(Source data)

====

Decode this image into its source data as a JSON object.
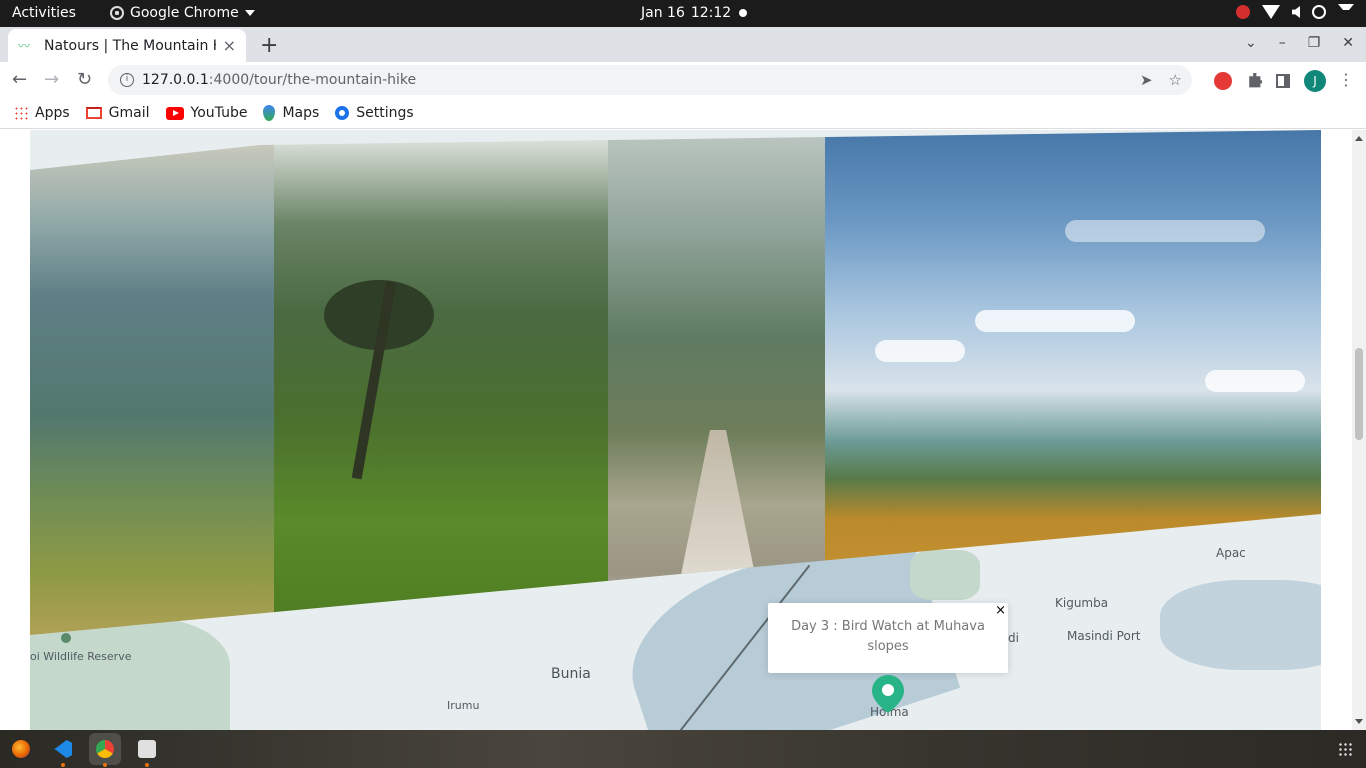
{
  "topbar": {
    "activities": "Activities",
    "app_name": "Google Chrome",
    "date": "Jan 16",
    "time": "12:12"
  },
  "tab": {
    "title": "Natours | The Mountain H",
    "close": "×"
  },
  "toolbar": {
    "url_host": "127.0.0.1",
    "url_path": ":4000/tour/the-mountain-hike",
    "avatar_letter": "J"
  },
  "bookmarks": [
    {
      "label": "Apps",
      "icon": "apps-icon"
    },
    {
      "label": "Gmail",
      "icon": "gmail-icon"
    },
    {
      "label": "YouTube",
      "icon": "youtube-icon"
    },
    {
      "label": "Maps",
      "icon": "maps-icon"
    },
    {
      "label": "Settings",
      "icon": "settings-icon"
    }
  ],
  "map": {
    "labels": {
      "apac": "Apac",
      "kigumba": "Kigumba",
      "masindi_port": "Masindi Port",
      "di": "di",
      "bunia": "Bunia",
      "irumu": "Irumu",
      "hoima": "Hoima",
      "wildlife_reserve": "oi Wildlife Reserve"
    },
    "popup": {
      "text": "Day 3 : Bird Watch at Muhava slopes",
      "close": "×"
    },
    "accent_color": "#55c57a"
  },
  "colors": {
    "brand_green": "#55c57a",
    "topbar_bg": "#1b1b1b"
  }
}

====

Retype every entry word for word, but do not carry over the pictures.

Decode this image into its source data as a JSON object.
{
  "topbar": {
    "activities": "Activities",
    "app_name": "Google Chrome",
    "date": "Jan 16",
    "time": "12:12"
  },
  "tab": {
    "title": "Natours | The Mountain H",
    "close": "×"
  },
  "toolbar": {
    "url_host": "127.0.0.1",
    "url_path": ":4000/tour/the-mountain-hike",
    "avatar_letter": "J"
  },
  "bookmarks": [
    {
      "label": "Apps",
      "icon": "apps-icon"
    },
    {
      "label": "Gmail",
      "icon": "gmail-icon"
    },
    {
      "label": "YouTube",
      "icon": "youtube-icon"
    },
    {
      "label": "Maps",
      "icon": "maps-icon"
    },
    {
      "label": "Settings",
      "icon": "settings-icon"
    }
  ],
  "map": {
    "labels": {
      "apac": "Apac",
      "kigumba": "Kigumba",
      "masindi_port": "Masindi Port",
      "di": "di",
      "bunia": "Bunia",
      "irumu": "Irumu",
      "hoima": "Hoima",
      "wildlife_reserve": "oi Wildlife Reserve"
    },
    "popup": {
      "text": "Day 3 : Bird Watch at Muhava slopes",
      "close": "×"
    },
    "accent_color": "#55c57a"
  },
  "colors": {
    "brand_green": "#55c57a",
    "topbar_bg": "#1b1b1b"
  }
}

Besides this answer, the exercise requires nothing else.